There are many SEO internal linking strategies out there. Many SEOs just link internally wherever they see a great opportunity to do so. In this blog post, we’re doing to talk about a very specific internal linking strategy: siloing. Link siloing, also referred to as content siloing, is a very powerful system that can result in big-time organic Google traffic coming to your website. Let’s talk about it.
What is Link Siloing?
According to Ahrefs:
Link Silos are groups of related content. This means that the internal links between pages within them are usually contextually relevant. In other words, siloing creates internal links to and from pages about similar or related things—and usually with relevant anchors, too.
Simple enough, right? You’re linking pages on your site with similar content to establish authority in that specific topic. That sounds like a no-brainer, right? Well, this is a much more specific of doing so. Check out this diagram showing a specific link siloing strategy:
Let me make a few clarifications to make sure you have a full understanding of my link siloing process.
Link Silo Target Page
You start with a target page. This is the page that will bring in the money to your site and you want to have the greatest SEO benefit from your silo. This will be an excellent piece of content that should be 1,000+ words long.
If you are outsourcing your content writing, this is a piece that you will want to break the bank on. Find the best writer you can in your niche. Spend as much as you can, within your budget of course, because this article will play a massive role in the success of your site.

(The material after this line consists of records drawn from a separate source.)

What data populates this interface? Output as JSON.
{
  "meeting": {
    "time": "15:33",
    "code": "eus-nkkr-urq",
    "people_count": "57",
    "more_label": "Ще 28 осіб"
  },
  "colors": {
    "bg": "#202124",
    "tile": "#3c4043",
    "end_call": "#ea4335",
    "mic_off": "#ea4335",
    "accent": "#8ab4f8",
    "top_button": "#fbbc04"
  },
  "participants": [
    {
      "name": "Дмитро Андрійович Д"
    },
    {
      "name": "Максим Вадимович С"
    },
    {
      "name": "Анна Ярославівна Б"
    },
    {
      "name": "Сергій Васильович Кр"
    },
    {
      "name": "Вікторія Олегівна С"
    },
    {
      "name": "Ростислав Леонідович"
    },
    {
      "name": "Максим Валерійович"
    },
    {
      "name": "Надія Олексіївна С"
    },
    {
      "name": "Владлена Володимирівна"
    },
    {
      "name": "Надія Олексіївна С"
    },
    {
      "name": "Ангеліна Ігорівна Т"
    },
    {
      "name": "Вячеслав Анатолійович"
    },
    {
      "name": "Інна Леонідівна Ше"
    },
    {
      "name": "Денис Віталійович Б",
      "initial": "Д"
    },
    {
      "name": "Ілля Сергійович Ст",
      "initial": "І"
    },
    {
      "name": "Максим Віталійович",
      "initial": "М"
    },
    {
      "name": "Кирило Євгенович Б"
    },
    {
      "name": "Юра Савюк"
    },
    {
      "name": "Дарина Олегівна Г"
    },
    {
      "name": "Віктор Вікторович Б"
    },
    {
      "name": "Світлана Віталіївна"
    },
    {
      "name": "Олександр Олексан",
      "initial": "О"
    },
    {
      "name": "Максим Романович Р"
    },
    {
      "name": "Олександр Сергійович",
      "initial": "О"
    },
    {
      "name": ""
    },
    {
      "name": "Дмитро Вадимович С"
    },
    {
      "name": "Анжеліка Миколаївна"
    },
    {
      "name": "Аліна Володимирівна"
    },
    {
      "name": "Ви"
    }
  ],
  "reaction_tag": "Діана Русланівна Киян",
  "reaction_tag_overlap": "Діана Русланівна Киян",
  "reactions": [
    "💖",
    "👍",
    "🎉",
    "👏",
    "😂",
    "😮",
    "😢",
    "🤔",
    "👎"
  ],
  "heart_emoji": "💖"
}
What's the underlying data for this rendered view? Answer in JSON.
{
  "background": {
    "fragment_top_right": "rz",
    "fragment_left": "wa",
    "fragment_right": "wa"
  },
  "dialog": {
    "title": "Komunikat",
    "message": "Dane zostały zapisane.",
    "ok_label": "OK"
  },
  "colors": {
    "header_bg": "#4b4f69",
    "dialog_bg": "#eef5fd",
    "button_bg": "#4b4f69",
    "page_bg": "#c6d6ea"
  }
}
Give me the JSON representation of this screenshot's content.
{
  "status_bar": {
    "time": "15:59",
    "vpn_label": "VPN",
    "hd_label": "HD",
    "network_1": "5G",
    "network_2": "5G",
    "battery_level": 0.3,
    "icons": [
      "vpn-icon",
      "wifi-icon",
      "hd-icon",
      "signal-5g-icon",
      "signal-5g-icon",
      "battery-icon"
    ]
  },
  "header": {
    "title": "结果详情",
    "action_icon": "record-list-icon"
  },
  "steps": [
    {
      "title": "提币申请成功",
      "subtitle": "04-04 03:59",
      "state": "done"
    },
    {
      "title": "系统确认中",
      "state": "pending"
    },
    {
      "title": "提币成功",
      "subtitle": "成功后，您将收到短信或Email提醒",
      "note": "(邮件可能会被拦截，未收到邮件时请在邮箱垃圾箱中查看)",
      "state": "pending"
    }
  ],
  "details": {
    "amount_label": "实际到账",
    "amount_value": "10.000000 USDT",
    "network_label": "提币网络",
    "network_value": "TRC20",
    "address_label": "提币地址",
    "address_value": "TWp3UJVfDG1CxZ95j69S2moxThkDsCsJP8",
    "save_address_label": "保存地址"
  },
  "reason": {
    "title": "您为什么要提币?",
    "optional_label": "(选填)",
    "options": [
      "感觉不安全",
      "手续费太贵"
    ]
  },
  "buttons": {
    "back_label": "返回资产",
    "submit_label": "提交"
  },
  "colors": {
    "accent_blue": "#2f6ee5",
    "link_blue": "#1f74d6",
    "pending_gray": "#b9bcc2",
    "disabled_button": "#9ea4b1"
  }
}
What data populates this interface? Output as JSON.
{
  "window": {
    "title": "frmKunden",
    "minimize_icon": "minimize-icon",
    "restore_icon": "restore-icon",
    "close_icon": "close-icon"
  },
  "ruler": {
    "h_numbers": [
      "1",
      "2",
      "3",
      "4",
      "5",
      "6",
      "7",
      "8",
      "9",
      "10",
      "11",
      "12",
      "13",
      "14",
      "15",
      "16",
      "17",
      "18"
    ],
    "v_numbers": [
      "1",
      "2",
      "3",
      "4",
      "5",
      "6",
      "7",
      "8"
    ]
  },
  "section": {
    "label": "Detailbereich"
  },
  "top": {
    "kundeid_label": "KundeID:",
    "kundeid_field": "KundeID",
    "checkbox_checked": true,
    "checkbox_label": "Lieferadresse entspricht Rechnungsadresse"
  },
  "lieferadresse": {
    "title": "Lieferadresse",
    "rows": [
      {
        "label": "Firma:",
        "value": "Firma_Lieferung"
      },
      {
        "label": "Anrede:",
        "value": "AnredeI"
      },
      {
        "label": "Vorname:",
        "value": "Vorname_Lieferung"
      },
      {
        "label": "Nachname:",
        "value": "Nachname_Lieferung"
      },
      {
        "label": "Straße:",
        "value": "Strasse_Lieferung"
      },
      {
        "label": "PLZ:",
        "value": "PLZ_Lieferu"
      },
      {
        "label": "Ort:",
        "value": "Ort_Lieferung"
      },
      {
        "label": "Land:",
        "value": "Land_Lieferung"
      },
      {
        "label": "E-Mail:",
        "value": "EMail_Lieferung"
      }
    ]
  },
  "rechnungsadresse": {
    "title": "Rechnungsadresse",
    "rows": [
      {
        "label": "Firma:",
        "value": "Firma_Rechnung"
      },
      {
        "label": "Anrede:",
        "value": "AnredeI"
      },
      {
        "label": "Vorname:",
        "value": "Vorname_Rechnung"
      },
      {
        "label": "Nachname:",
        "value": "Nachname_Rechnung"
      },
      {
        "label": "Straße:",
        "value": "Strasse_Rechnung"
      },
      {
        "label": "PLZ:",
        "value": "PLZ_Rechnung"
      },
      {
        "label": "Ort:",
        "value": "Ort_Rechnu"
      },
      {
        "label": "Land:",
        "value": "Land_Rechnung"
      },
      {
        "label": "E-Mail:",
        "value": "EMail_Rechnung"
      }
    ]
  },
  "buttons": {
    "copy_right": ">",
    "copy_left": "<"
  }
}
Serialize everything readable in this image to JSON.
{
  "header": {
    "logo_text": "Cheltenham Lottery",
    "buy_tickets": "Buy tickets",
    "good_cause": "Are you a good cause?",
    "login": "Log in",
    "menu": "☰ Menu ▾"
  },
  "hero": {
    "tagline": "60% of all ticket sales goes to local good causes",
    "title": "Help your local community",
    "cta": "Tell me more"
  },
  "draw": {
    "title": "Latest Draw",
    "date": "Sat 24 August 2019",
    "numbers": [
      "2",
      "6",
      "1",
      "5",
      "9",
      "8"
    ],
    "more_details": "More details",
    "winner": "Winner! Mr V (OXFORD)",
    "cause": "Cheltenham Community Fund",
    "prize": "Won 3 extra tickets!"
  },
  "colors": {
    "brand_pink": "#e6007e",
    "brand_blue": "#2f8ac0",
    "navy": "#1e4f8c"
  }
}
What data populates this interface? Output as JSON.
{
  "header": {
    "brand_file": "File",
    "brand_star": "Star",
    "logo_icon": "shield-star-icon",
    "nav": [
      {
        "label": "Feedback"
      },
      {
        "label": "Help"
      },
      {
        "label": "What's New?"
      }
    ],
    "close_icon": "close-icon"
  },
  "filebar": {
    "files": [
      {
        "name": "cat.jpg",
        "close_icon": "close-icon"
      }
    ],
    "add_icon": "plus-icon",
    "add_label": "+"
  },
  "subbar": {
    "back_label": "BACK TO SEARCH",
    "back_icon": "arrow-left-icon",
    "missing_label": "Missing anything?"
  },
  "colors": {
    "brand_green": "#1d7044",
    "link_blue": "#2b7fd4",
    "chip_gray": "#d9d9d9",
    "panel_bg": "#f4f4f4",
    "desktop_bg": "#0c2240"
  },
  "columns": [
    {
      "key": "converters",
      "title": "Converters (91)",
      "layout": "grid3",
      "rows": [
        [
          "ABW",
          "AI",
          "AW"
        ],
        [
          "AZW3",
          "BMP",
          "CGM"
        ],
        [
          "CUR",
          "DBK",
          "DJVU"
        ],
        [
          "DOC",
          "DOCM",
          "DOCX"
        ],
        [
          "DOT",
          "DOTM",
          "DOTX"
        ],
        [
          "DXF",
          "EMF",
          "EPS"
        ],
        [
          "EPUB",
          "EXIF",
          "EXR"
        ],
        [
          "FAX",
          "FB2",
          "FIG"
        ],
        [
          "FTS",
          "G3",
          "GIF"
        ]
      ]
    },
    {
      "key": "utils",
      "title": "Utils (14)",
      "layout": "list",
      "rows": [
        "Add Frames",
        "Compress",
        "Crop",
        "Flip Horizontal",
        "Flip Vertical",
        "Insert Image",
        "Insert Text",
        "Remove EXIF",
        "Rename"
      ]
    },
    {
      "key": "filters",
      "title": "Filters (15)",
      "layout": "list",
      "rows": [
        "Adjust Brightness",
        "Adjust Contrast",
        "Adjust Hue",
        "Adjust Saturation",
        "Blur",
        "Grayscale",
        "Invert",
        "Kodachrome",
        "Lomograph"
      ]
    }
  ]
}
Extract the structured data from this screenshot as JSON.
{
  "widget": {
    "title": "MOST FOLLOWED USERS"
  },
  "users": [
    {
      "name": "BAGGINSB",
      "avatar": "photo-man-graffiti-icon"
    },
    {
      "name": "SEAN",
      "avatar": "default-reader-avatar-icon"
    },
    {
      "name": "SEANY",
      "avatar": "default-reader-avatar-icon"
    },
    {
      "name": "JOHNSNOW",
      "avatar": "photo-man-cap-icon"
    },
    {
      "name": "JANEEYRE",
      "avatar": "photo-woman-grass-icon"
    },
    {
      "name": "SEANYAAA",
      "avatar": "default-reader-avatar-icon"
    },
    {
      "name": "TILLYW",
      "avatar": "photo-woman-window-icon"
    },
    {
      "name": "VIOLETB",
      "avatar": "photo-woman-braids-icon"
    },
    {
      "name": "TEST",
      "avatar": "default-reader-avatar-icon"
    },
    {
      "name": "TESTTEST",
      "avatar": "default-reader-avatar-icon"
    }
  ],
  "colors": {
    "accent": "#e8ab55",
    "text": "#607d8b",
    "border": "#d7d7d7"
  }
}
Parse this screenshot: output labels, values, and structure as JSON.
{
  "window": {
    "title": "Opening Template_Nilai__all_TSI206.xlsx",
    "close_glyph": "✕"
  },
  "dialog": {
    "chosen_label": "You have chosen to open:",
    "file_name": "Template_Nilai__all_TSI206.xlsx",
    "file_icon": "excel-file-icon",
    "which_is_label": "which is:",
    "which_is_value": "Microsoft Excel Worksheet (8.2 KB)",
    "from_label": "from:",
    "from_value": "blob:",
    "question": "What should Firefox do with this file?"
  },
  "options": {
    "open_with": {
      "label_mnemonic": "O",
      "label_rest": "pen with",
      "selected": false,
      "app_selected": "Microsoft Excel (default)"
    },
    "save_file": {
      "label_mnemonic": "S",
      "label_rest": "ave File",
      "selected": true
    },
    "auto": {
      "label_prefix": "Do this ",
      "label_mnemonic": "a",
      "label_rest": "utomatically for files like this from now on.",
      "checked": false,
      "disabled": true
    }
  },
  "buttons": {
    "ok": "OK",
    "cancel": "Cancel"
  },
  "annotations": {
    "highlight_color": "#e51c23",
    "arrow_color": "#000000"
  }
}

Link Silo Supporting Pages
These will be more specific pieces of content within the same topic. For example, if your target page is “best gaming laptops” then a good supporting page would be “best gaming laptops under $300.” You can make as many of these as you want to support your target page. I’d say you want to make at least three supporting pages, but the more the merrier. In addition to that, the more you make the more complicated it gets to manage these silos. I recommend a separate Google Sheets tab for each silo you build.
You can go cheaper on these articles. For instance, you can go with one of the cheaper writers on iWriter and spend a few minutes sprucing it up. Another option is to use one of the AI content writers and just spend some time improving it, specifically the intro paragraph and conclusion. These articles don’t need to be as great as the target page. On the other hand, don’t let them suck, but don’t spend nearly as much time as the target page.
Link Silo Linking Explained
In the diagram, each arrow is pointing to the site that it will be linking to. Let me explain a little better:
- Each supporting page links to the target page
- Each supporting page links to the supporting page before it and after it in the silo (if it is the first supporting page, it only links to the supporting page after it and if it is the last supporting page it only links to the supporting page before it)
- The target page links to one of the supporting pages
In this strategy, I have no other outbound links in the silo at all. I have heard this referred to as a “hard silo” strategy. If you absolutely must add a link to one of your pages then make it no follow. But you can do it. You can create content with no outbound links beside the necessary silo links. I believe in you. You can do it!
Keep in mind that this is my specific link siloing strategy. There are many different ways to do this, but for what I do, building content websites that earn revenue from placement ads and affiliate links, this is the silo that seems to work best for me. Try different strategies for your situation and figure out which works best for you.
Linkbuilding for a Link Silo
One of the beautiful things about a link silo is that you can point a link toward any page in the silo and the link juice will spread around the silo beautifully. For instance, if you are looking at proposing a niche edit to a blogger, you can use the blog post in your silo that fits best in that specific blog. No matter where your niche edit backlink goes all of the content in the silo, including the target page, will benefit from the link juice you are getting from that backlink.
You Can Add On to Your Link Silo
Let’s say you built a link silo with four supporting pages and haven’t got the result you were looking for in the Google search results. Can you add more supporting pages to the silo? Absolutely! This is one of the great things about link siloing. When you first add more supporting pages it’s very possible your target page (and supporting pages) will jump around in the serps, but eventually, the additions will be a net positive.
Why Does Link Siloing Work? Topical Authority
You may be thinking, “This link siloing stuff is great and all, but why does it work?” It helps establish your website as an authority in the specific topic you are targeting, which is often referred to as topical authority.
What is Topical Authority?
Topical authority is the authority your site has established on a specific topic. It makes sense that Google will give a site with 20 articles on spelunking more authority in the serps than a site that has one random article about spelunking. By linking your similar articles together it makes it easier for the Google algorithm to track down your topical authority and reflect it in their search results.
Conclusion – Build a Silo Today
While link silos are a somewhat complex and time-consuming process, they have been very worth my time on my websites, which extend across a wide range of different niches. A great target page followed by solid supporting pages will bring organic traffic to your website in most cases.
There’s no way to see what a link silo can do for your website until you build one. Place a content order or get to writing. Start off with a strong target page followed by four supporting pages and give it a couple of weeks. Odds are after you see the power of that first link silo, you’re going to add this skill to your permanent toolbox.